Let us imagine entering Quark's: I walk to the counter and order an ale. I am a Starfleet ensign (knowing my attitude I would never make it higher in any hierarchy). Quark registers the ale in some way and creates an entry in his book that increases his debit towards me and grants me credit. Quark can choose what measure of value he wants to be paid in (gold pressed latinum of course). He can decide when the payment will be due and he decides how public this deal is, especially if there is third party regulation. Somewhere in the process of drinking my beer, my communicator picks up on the transaction and confirms Quark's debit by registering credit in my book (primarily to deter fraudulent claims). My book on the other hand is tied to a whole network of books of people that are both creditors and debitors. Maybe I only have an account that is backed by all the other accounts in the book of my city, planet or interplanetary organization as long as I don't misbehave too much? Since I live on a space station with Quark and maintain pretty much everything I can exchange this service, the collective service of my whole civilization on his space station, against pretty much anything he would be willing to sell, providing I have a certain amount of debit from my services or credit from other people's accounts and provided that my purchase, if it is performed by using other people’s credit, does not violate some rules that we have laid out in advance be it collectively or bilaterally. We are in a world of connected books. We are bookkeeping. We have an account of information, maybe even in the form of precious stories about how we interact(ed) economically. Or as Jean Luc Picard would say: "We work to better ourselves and the rest of humanity."

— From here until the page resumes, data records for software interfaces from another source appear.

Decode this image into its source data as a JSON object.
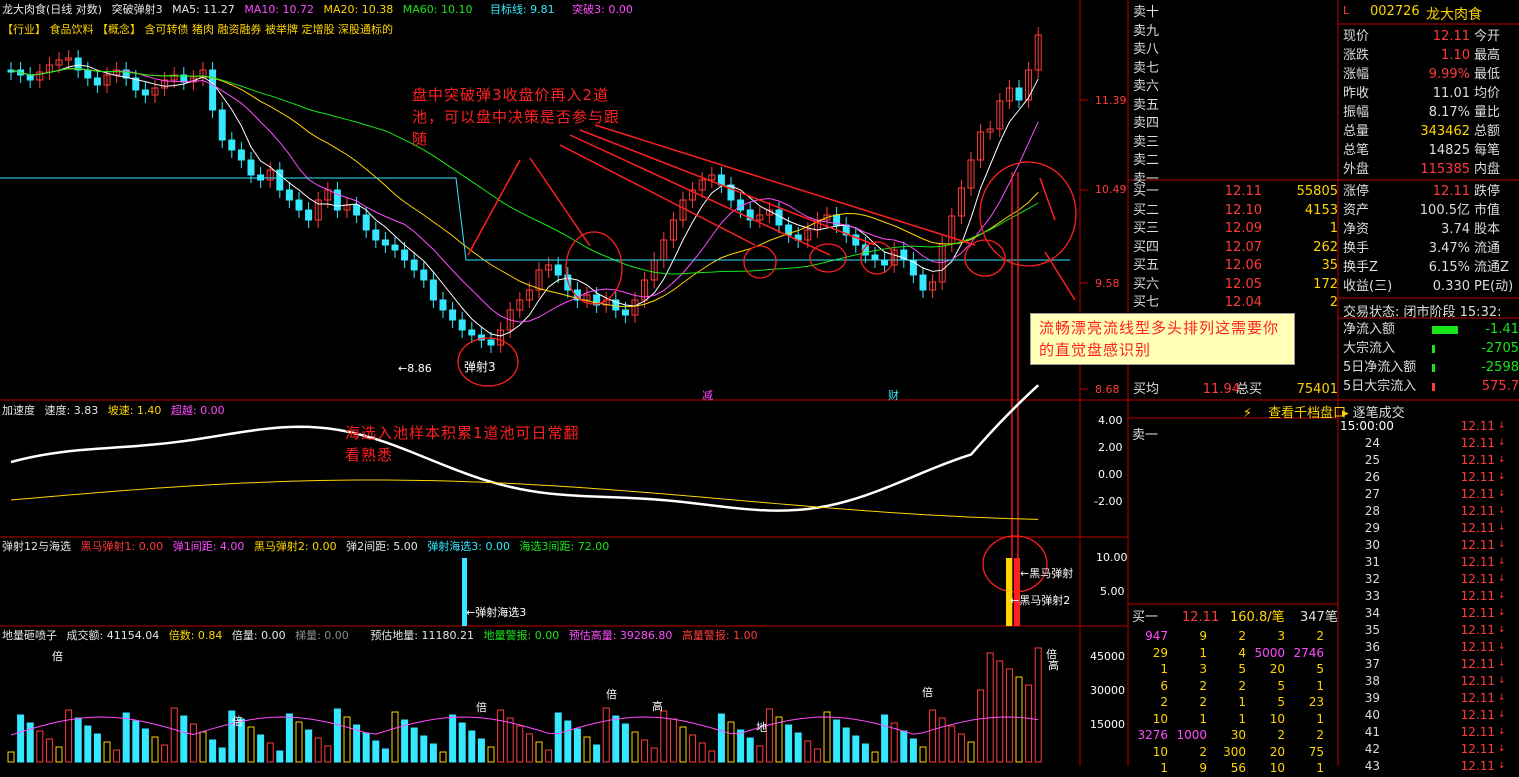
{
  "header": {
    "title": "龙大肉食(日线 对数)",
    "indicator": "突破弹射3",
    "ma5": "MA5: 11.27",
    "ma10": "MA10: 10.72",
    "ma20": "MA20: 10.38",
    "ma60": "MA60: 10.10",
    "target": "目标线: 9.81",
    "breakout": "突破3: 0.00"
  },
  "tags": "【行业】 食品饮料 【概念】 含可转债 猪肉 融资融券 被举牌 定增股 深股通标的",
  "price_axis": [
    "11.39",
    "10.49",
    "9.58",
    "8.68"
  ],
  "annotations": {
    "main": "盘中突破弹3收盘价再入2道池，可以盘中决策是否参与跟随",
    "circle_label": "弹射3",
    "low": "←8.86",
    "sea": "海选入池样本积累1道池可日常翻看熟悉",
    "tip": "流畅漂亮流线型多头排列这需要你的直觉盘感识别",
    "markers": [
      "减",
      "财"
    ]
  },
  "accel": {
    "title": "加速度",
    "speed": "速度: 3.83",
    "slope": "坡速: 1.40",
    "over": "超越: 0.00",
    "axis": [
      "4.00",
      "2.00",
      "0.00",
      "-2.00"
    ]
  },
  "shoot": {
    "title": "弹射12与海选",
    "h1": "黑马弹射1: 0.00",
    "g1": "弹1间距: 4.00",
    "h2": "黑马弹射2: 0.00",
    "g2": "弹2间距: 5.00",
    "s3": "弹射海选3: 0.00",
    "g3": "海选3间距: 72.00",
    "axis": [
      "10.00",
      "5.00"
    ],
    "lbl_sea": "←弹射海选3",
    "lbl_h": "←黑马弹射",
    "lbl_h2": "←黑马弹射2"
  },
  "vol": {
    "title": "地量砸喷子",
    "amount": "成交额: 41154.04",
    "mult": "倍数: 0.84",
    "bl": "倍量: 0.00",
    "xl": "梯量: 0.00",
    "est": "预估地量: 11180.21",
    "dlw": "地量警报: 0.00",
    "egl": "预估高量: 39286.80",
    "glw": "高量警报: 1.00",
    "axis": [
      "45000",
      "30000",
      "15000"
    ],
    "bei": "倍",
    "gao": "高",
    "di": "地"
  },
  "quote": {
    "code": "002726",
    "name": "龙大肉食",
    "asks": [
      "卖十",
      "卖九",
      "卖八",
      "卖七",
      "卖六",
      "卖五",
      "卖四",
      "卖三",
      "卖二",
      "卖一"
    ],
    "bids": [
      {
        "l": "买一",
        "p": "12.11",
        "v": "55805"
      },
      {
        "l": "买二",
        "p": "12.10",
        "v": "4153"
      },
      {
        "l": "买三",
        "p": "12.09",
        "v": "1"
      },
      {
        "l": "买四",
        "p": "12.07",
        "v": "262"
      },
      {
        "l": "买五",
        "p": "12.06",
        "v": "35"
      },
      {
        "l": "买六",
        "p": "12.05",
        "v": "172"
      },
      {
        "l": "买七",
        "p": "12.04",
        "v": "2"
      }
    ],
    "avg": {
      "l": "买均",
      "p": "11.94",
      "k": "总买",
      "v": "75401"
    },
    "stats": [
      {
        "k1": "现价",
        "v1": "12.11",
        "c1": "#ff3b3b",
        "k2": "今开"
      },
      {
        "k1": "涨跌",
        "v1": "1.10",
        "c1": "#ff3b3b",
        "k2": "最高"
      },
      {
        "k1": "涨幅",
        "v1": "9.99%",
        "c1": "#ff3b3b",
        "k2": "最低"
      },
      {
        "k1": "昨收",
        "v1": "11.01",
        "c1": "#ddd",
        "k2": "均价"
      },
      {
        "k1": "振幅",
        "v1": "8.17%",
        "c1": "#ddd",
        "k2": "量比"
      },
      {
        "k1": "总量",
        "v1": "343462",
        "c1": "#ffd400",
        "k2": "总额"
      },
      {
        "k1": "总笔",
        "v1": "14825",
        "c1": "#ddd",
        "k2": "每笔"
      },
      {
        "k1": "外盘",
        "v1": "115385",
        "c1": "#ff3b3b",
        "k2": "内盘"
      }
    ],
    "stats2": [
      {
        "k1": "涨停",
        "v1": "12.11",
        "c1": "#ff3b3b",
        "k2": "跌停"
      },
      {
        "k1": "资产",
        "v1": "100.5亿",
        "c1": "#ddd",
        "k2": "市值"
      },
      {
        "k1": "净资",
        "v1": "3.74",
        "c1": "#ddd",
        "k2": "股本"
      },
      {
        "k1": "换手",
        "v1": "3.47%",
        "c1": "#ddd",
        "k2": "流通"
      },
      {
        "k1": "换手Z",
        "v1": "6.15%",
        "c1": "#ddd",
        "k2": "流通Z"
      },
      {
        "k1": "收益(三)",
        "v1": "0.330",
        "c1": "#ddd",
        "k2": "PE(动)"
      }
    ],
    "status": "交易状态: 闭市阶段 15:32:",
    "flows": [
      {
        "k": "净流入额",
        "v": "-1.41"
      },
      {
        "k": "大宗流入",
        "v": "-2705"
      },
      {
        "k": "5日净流入额",
        "v": "-2598"
      },
      {
        "k": "5日大宗流入",
        "v": "575.7"
      }
    ],
    "view_btn": "查看千档盘口",
    "ticks_title": "逐笔成交",
    "ask1": "卖一",
    "bottom": {
      "l": "买一",
      "p": "12.11",
      "a": "160.8/笔",
      "c": "347笔"
    },
    "grid": [
      [
        "947",
        "9",
        "2",
        "3",
        "2"
      ],
      [
        "29",
        "1",
        "4",
        "5000",
        "2746"
      ],
      [
        "1",
        "3",
        "5",
        "20",
        "5"
      ],
      [
        "6",
        "2",
        "2",
        "5",
        "1"
      ],
      [
        "2",
        "2",
        "1",
        "5",
        "23"
      ],
      [
        "10",
        "1",
        "1",
        "10",
        "1"
      ],
      [
        "3276",
        "1000",
        "30",
        "2",
        "2"
      ],
      [
        "10",
        "2",
        "300",
        "20",
        "75"
      ],
      [
        "1",
        "9",
        "56",
        "10",
        "1"
      ]
    ],
    "times": [
      "15:00:00",
      "24",
      "25",
      "26",
      "27",
      "28",
      "29",
      "30",
      "31",
      "32",
      "33",
      "34",
      "35",
      "36",
      "37",
      "38",
      "39",
      "40",
      "41",
      "42",
      "43"
    ],
    "tick_price": "12.11"
  },
  "colors": {
    "up": "#ff3b3b",
    "down": "#36e8ff",
    "ma5": "#ffffff",
    "ma10": "#ff4cff",
    "ma20": "#ffd400",
    "ma60": "#19e619",
    "target": "#36e8ff"
  }
}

This blog post will be the first in a series of blog posts revolving around the future of commerce and trade. Stay tuned for more on federated bookkeeping and probably less on starfleet but not less on Sci-Fi.